- [PROBLEM TO WORK ON]:
Where does the string "crest" occur in the records? Copy each line that holds it.

··········

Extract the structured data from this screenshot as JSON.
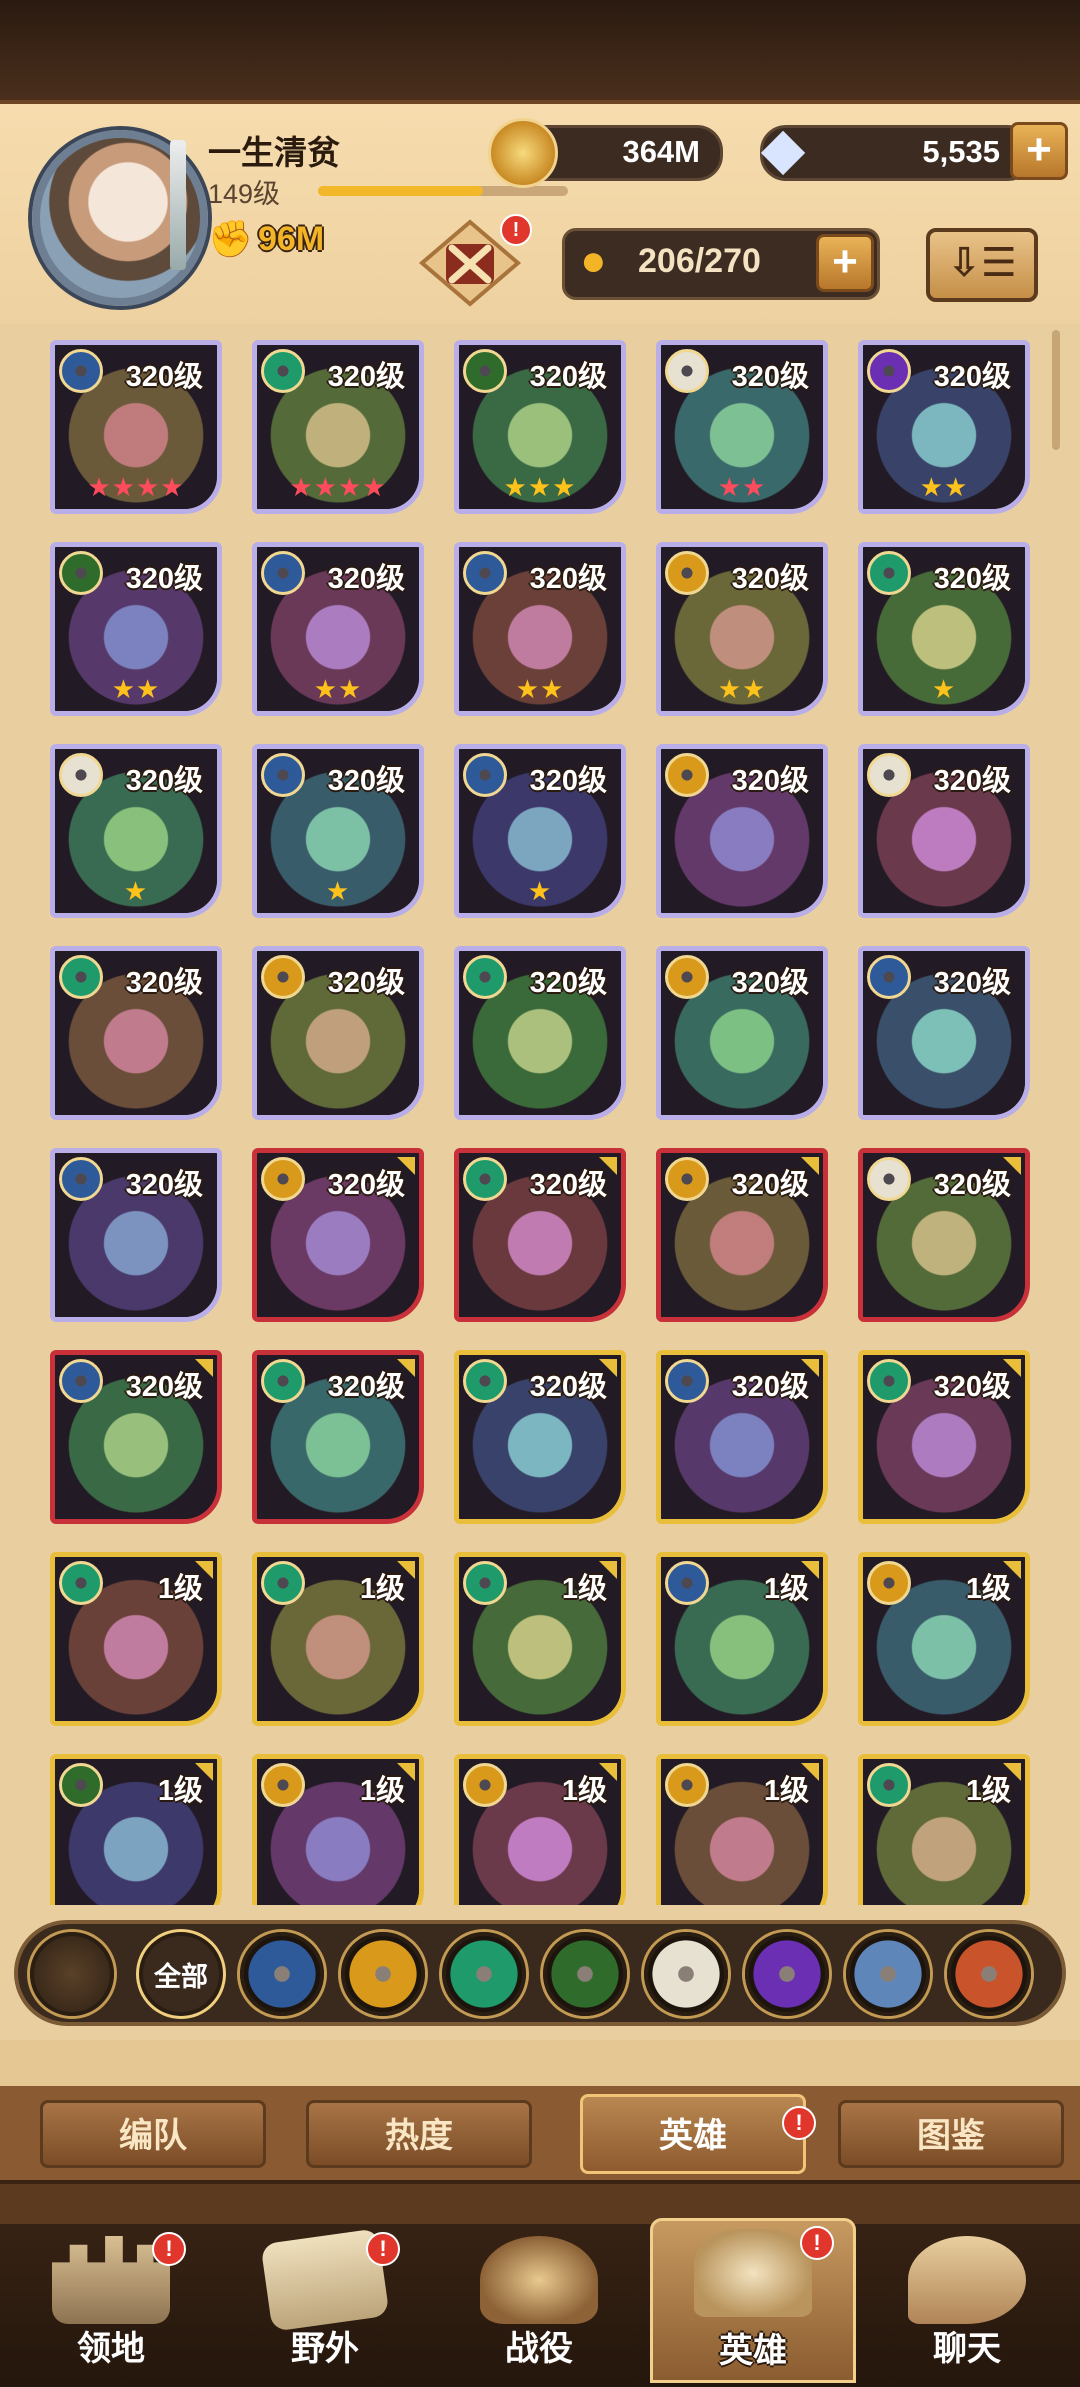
{
  "player": {
    "name": "一生清贫",
    "level": "149级",
    "xp_fraction": 0.66,
    "power": "96M"
  },
  "currency": {
    "gold": "364M",
    "gems": "5,535"
  },
  "hero_capacity": "206/270",
  "icons": {
    "power": "fist-icon",
    "gold": "gold-coin-icon",
    "gem": "diamond-icon",
    "capacity": "person-icon",
    "sort": "sort-icon",
    "crest": "crossed-swords-crest-icon"
  },
  "heroes": [
    {
      "level": "320级",
      "faction": "lightbearer",
      "stars": 4,
      "star_color": "red",
      "frame": "purple"
    },
    {
      "level": "320级",
      "faction": "wilder",
      "stars": 4,
      "star_color": "red",
      "frame": "purple"
    },
    {
      "level": "320级",
      "faction": "graveborn",
      "stars": 3,
      "star_color": "gold",
      "frame": "purple"
    },
    {
      "level": "320级",
      "faction": "celestial",
      "stars": 2,
      "star_color": "red",
      "frame": "purple"
    },
    {
      "level": "320级",
      "faction": "hypogean",
      "stars": 2,
      "star_color": "gold",
      "frame": "purple"
    },
    {
      "level": "320级",
      "faction": "graveborn",
      "stars": 2,
      "star_color": "gold",
      "frame": "purple"
    },
    {
      "level": "320级",
      "faction": "lightbearer",
      "stars": 2,
      "star_color": "gold",
      "frame": "purple"
    },
    {
      "level": "320级",
      "faction": "lightbearer",
      "stars": 2,
      "star_color": "gold",
      "frame": "purple"
    },
    {
      "level": "320级",
      "faction": "mauler",
      "stars": 2,
      "star_color": "gold",
      "frame": "purple"
    },
    {
      "level": "320级",
      "faction": "wilder",
      "stars": 1,
      "star_color": "gold",
      "frame": "purple"
    },
    {
      "level": "320级",
      "faction": "celestial",
      "stars": 1,
      "star_color": "gold",
      "frame": "purple"
    },
    {
      "level": "320级",
      "faction": "lightbearer",
      "stars": 1,
      "star_color": "gold",
      "frame": "purple"
    },
    {
      "level": "320级",
      "faction": "lightbearer",
      "stars": 1,
      "star_color": "gold",
      "frame": "purple"
    },
    {
      "level": "320级",
      "faction": "mauler",
      "stars": 0,
      "star_color": "gold",
      "frame": "purple"
    },
    {
      "level": "320级",
      "faction": "celestial",
      "stars": 0,
      "star_color": "gold",
      "frame": "purple"
    },
    {
      "level": "320级",
      "faction": "wilder",
      "stars": 0,
      "star_color": "gold",
      "frame": "purple"
    },
    {
      "level": "320级",
      "faction": "mauler",
      "stars": 0,
      "star_color": "gold",
      "frame": "purple"
    },
    {
      "level": "320级",
      "faction": "wilder",
      "stars": 0,
      "star_color": "gold",
      "frame": "purple"
    },
    {
      "level": "320级",
      "faction": "mauler",
      "stars": 0,
      "star_color": "gold",
      "frame": "purple"
    },
    {
      "level": "320级",
      "faction": "lightbearer",
      "stars": 0,
      "star_color": "gold",
      "frame": "purple"
    },
    {
      "level": "320级",
      "faction": "lightbearer",
      "stars": 0,
      "star_color": "gold",
      "frame": "purple"
    },
    {
      "level": "320级",
      "faction": "mauler",
      "stars": 0,
      "star_color": "gold",
      "frame": "red"
    },
    {
      "level": "320级",
      "faction": "wilder",
      "stars": 0,
      "star_color": "gold",
      "frame": "red"
    },
    {
      "level": "320级",
      "faction": "mauler",
      "stars": 0,
      "star_color": "gold",
      "frame": "red"
    },
    {
      "level": "320级",
      "faction": "celestial",
      "stars": 0,
      "star_color": "gold",
      "frame": "red"
    },
    {
      "level": "320级",
      "faction": "lightbearer",
      "stars": 0,
      "star_color": "gold",
      "frame": "red"
    },
    {
      "level": "320级",
      "faction": "wilder",
      "stars": 0,
      "star_color": "gold",
      "frame": "red"
    },
    {
      "level": "320级",
      "faction": "wilder",
      "stars": 0,
      "star_color": "gold",
      "frame": "gold"
    },
    {
      "level": "320级",
      "faction": "lightbearer",
      "stars": 0,
      "star_color": "gold",
      "frame": "gold"
    },
    {
      "level": "320级",
      "faction": "wilder",
      "stars": 0,
      "star_color": "gold",
      "frame": "gold"
    },
    {
      "level": "1级",
      "faction": "wilder",
      "stars": 0,
      "star_color": "gold",
      "frame": "gold"
    },
    {
      "level": "1级",
      "faction": "wilder",
      "stars": 0,
      "star_color": "gold",
      "frame": "gold"
    },
    {
      "level": "1级",
      "faction": "wilder",
      "stars": 0,
      "star_color": "gold",
      "frame": "gold"
    },
    {
      "level": "1级",
      "faction": "lightbearer",
      "stars": 0,
      "star_color": "gold",
      "frame": "gold"
    },
    {
      "level": "1级",
      "faction": "mauler",
      "stars": 0,
      "star_color": "gold",
      "frame": "gold"
    },
    {
      "level": "1级",
      "faction": "graveborn",
      "stars": 0,
      "star_color": "gold",
      "frame": "gold"
    },
    {
      "level": "1级",
      "faction": "mauler",
      "stars": 0,
      "star_color": "gold",
      "frame": "gold"
    },
    {
      "level": "1级",
      "faction": "mauler",
      "stars": 0,
      "star_color": "gold",
      "frame": "gold"
    },
    {
      "level": "1级",
      "faction": "mauler",
      "stars": 0,
      "star_color": "gold",
      "frame": "gold"
    },
    {
      "level": "1级",
      "faction": "wilder",
      "stars": 0,
      "star_color": "gold",
      "frame": "gold"
    }
  ],
  "filters": [
    {
      "name": "collapse",
      "label": ""
    },
    {
      "name": "all",
      "label": "全部"
    },
    {
      "name": "lightbearer",
      "label": ""
    },
    {
      "name": "mauler",
      "label": ""
    },
    {
      "name": "wilder",
      "label": ""
    },
    {
      "name": "graveborn",
      "label": ""
    },
    {
      "name": "celestial",
      "label": ""
    },
    {
      "name": "hypogean",
      "label": ""
    },
    {
      "name": "dimensional",
      "label": ""
    },
    {
      "name": "draconis",
      "label": ""
    }
  ],
  "faction_colors": {
    "lightbearer": "#2f5a9a",
    "mauler": "#d99a1c",
    "wilder": "#1f9a6b",
    "graveborn": "#2f6b2a",
    "celestial": "#e7e1d2",
    "hypogean": "#6b2fb3",
    "dimensional": "#5f86b8",
    "draconis": "#c9532a",
    "all": "#3a2a1d",
    "collapse": "#4a3522"
  },
  "subtabs": [
    {
      "label": "编队",
      "badge": ""
    },
    {
      "label": "热度",
      "badge": ""
    },
    {
      "label": "英雄",
      "badge": "!"
    },
    {
      "label": "图鉴",
      "badge": ""
    }
  ],
  "nav": [
    {
      "label": "领地",
      "icon": "castle-icon",
      "badge": "!"
    },
    {
      "label": "野外",
      "icon": "map-scroll-icon",
      "badge": "!"
    },
    {
      "label": "战役",
      "icon": "winged-sword-icon",
      "badge": ""
    },
    {
      "label": "英雄",
      "icon": "helmet-icon",
      "badge": "!"
    },
    {
      "label": "聊天",
      "icon": "chat-bubble-icon",
      "badge": ""
    }
  ],
  "badges": {
    "crest": "!"
  }
}
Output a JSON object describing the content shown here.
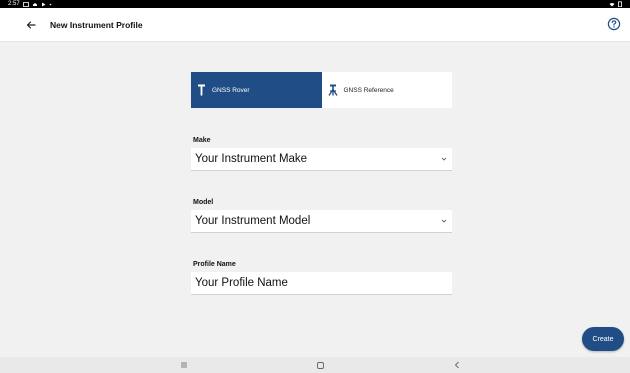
{
  "status_bar": {
    "time": "2:57",
    "icons": [
      "gallery-icon",
      "cloud-icon",
      "play-icon",
      "dot-icon"
    ],
    "right_icons": [
      "wifi-icon",
      "battery-icon"
    ]
  },
  "app_bar": {
    "title": "New Instrument Profile",
    "back_icon": "arrow-left-icon",
    "help_icon": "help-circle-icon"
  },
  "receiver_type": {
    "options": [
      {
        "label": "GNSS Rover",
        "icon": "rover-pole-icon",
        "selected": true
      },
      {
        "label": "GNSS Reference",
        "icon": "tripod-icon",
        "selected": false
      }
    ]
  },
  "form": {
    "make": {
      "label": "Make",
      "value": "Your Instrument Make"
    },
    "model": {
      "label": "Model",
      "value": "Your Instrument Model"
    },
    "profile_name": {
      "label": "Profile Name",
      "value": "Your Profile Name"
    }
  },
  "actions": {
    "create_label": "Create"
  },
  "colors": {
    "accent": "#204d86",
    "background": "#f1f1f1",
    "surface": "#ffffff",
    "status_bar": "#000000"
  },
  "nav_bar": {
    "icons": [
      "recents-icon",
      "home-icon",
      "back-icon"
    ]
  }
}
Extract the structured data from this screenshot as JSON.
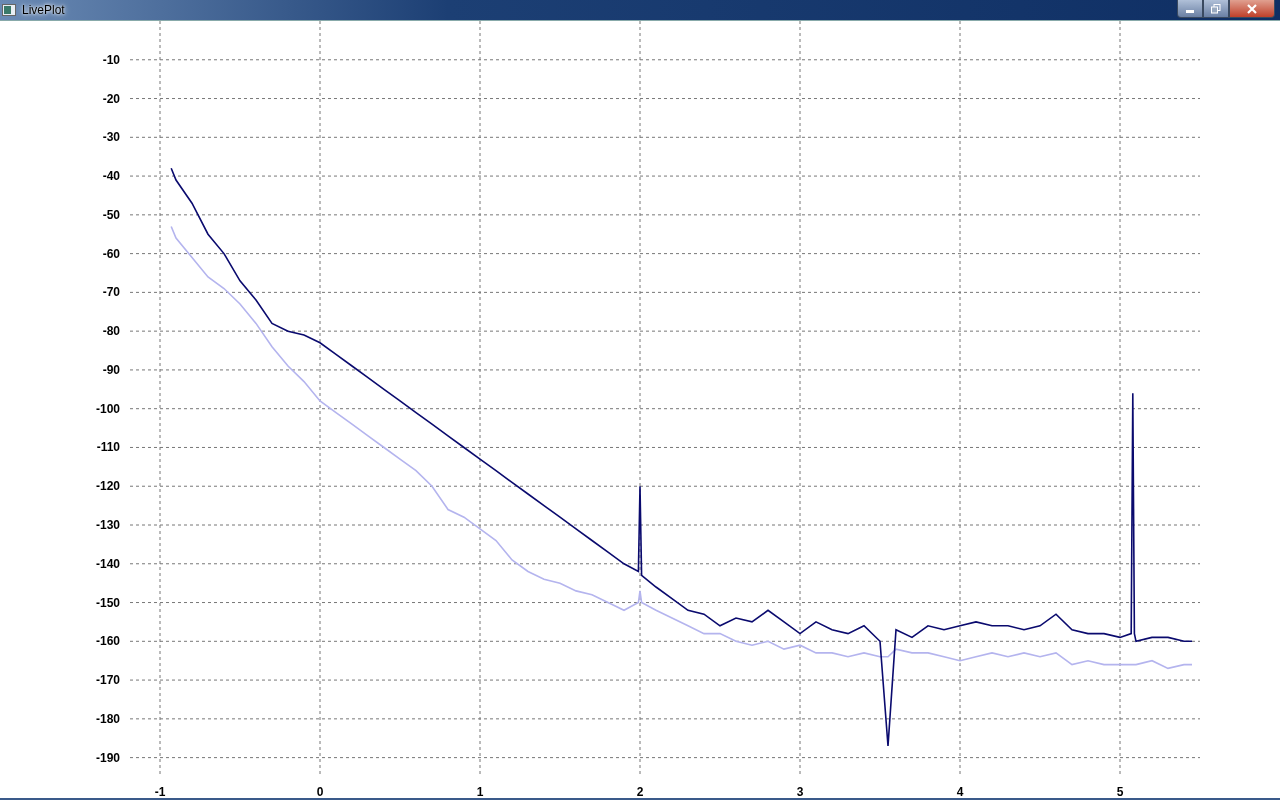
{
  "window": {
    "title": "LivePlot"
  },
  "plot": {
    "chart_data": {
      "type": "line",
      "x": [
        -0.93,
        -0.9,
        -0.8,
        -0.7,
        -0.6,
        -0.5,
        -0.4,
        -0.3,
        -0.2,
        -0.1,
        0,
        0.1,
        0.2,
        0.3,
        0.4,
        0.5,
        0.6,
        0.7,
        0.8,
        0.9,
        1.0,
        1.1,
        1.2,
        1.3,
        1.4,
        1.5,
        1.6,
        1.7,
        1.8,
        1.9,
        1.99,
        2.0,
        2.01,
        2.1,
        2.2,
        2.3,
        2.4,
        2.5,
        2.6,
        2.7,
        2.8,
        2.9,
        3.0,
        3.1,
        3.2,
        3.3,
        3.4,
        3.5,
        3.55,
        3.6,
        3.7,
        3.8,
        3.9,
        4.0,
        4.1,
        4.2,
        4.3,
        4.4,
        4.5,
        4.6,
        4.7,
        4.8,
        4.9,
        5.0,
        5.07,
        5.08,
        5.09,
        5.1,
        5.2,
        5.3,
        5.4,
        5.45
      ],
      "series": [
        {
          "color": "#0a0a6e",
          "values": [
            -38,
            -41,
            -47,
            -55,
            -60,
            -67,
            -72,
            -78,
            -80,
            -81,
            -83,
            -86,
            -89,
            -92,
            -95,
            -98,
            -101,
            -104,
            -107,
            -110,
            -113,
            -116,
            -119,
            -122,
            -125,
            -128,
            -131,
            -134,
            -137,
            -140,
            -142,
            -120,
            -143,
            -146,
            -149,
            -152,
            -153,
            -156,
            -154,
            -155,
            -152,
            -155,
            -158,
            -155,
            -157,
            -158,
            -156,
            -160,
            -187,
            -157,
            -159,
            -156,
            -157,
            -156,
            -155,
            -156,
            -156,
            -157,
            -156,
            -153,
            -157,
            -158,
            -158,
            -159,
            -158,
            -96,
            -158,
            -160,
            -159,
            -159,
            -160,
            -160
          ]
        },
        {
          "color": "#b4b4ee",
          "values": [
            -53,
            -56,
            -61,
            -66,
            -69,
            -73,
            -78,
            -84,
            -89,
            -93,
            -98,
            -101,
            -104,
            -107,
            -110,
            -113,
            -116,
            -120,
            -126,
            -128,
            -131,
            -134,
            -139,
            -142,
            -144,
            -145,
            -147,
            -148,
            -150,
            -152,
            -150,
            -147,
            -150,
            -152,
            -154,
            -156,
            -158,
            -158,
            -160,
            -161,
            -160,
            -162,
            -161,
            -163,
            -163,
            -164,
            -163,
            -164,
            -164,
            -162,
            -163,
            -163,
            -164,
            -165,
            -164,
            -163,
            -164,
            -163,
            -164,
            -163,
            -166,
            -165,
            -166,
            -166,
            -166,
            -166,
            -166,
            -166,
            -165,
            -167,
            -166,
            -166
          ]
        }
      ],
      "xlim": [
        -1.1875,
        5.5
      ],
      "ylim": [
        -195,
        0
      ],
      "grid": true,
      "xticks": [
        -1,
        0,
        1,
        2,
        3,
        4,
        5
      ],
      "yticks": [
        -10,
        -20,
        -30,
        -40,
        -50,
        -60,
        -70,
        -80,
        -90,
        -100,
        -110,
        -120,
        -130,
        -140,
        -150,
        -160,
        -170,
        -180,
        -190
      ]
    }
  }
}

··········

- [RESULT OF THIS TASK]:
    "crest": "crossed-swords-crest-icon"
    "crest": "!"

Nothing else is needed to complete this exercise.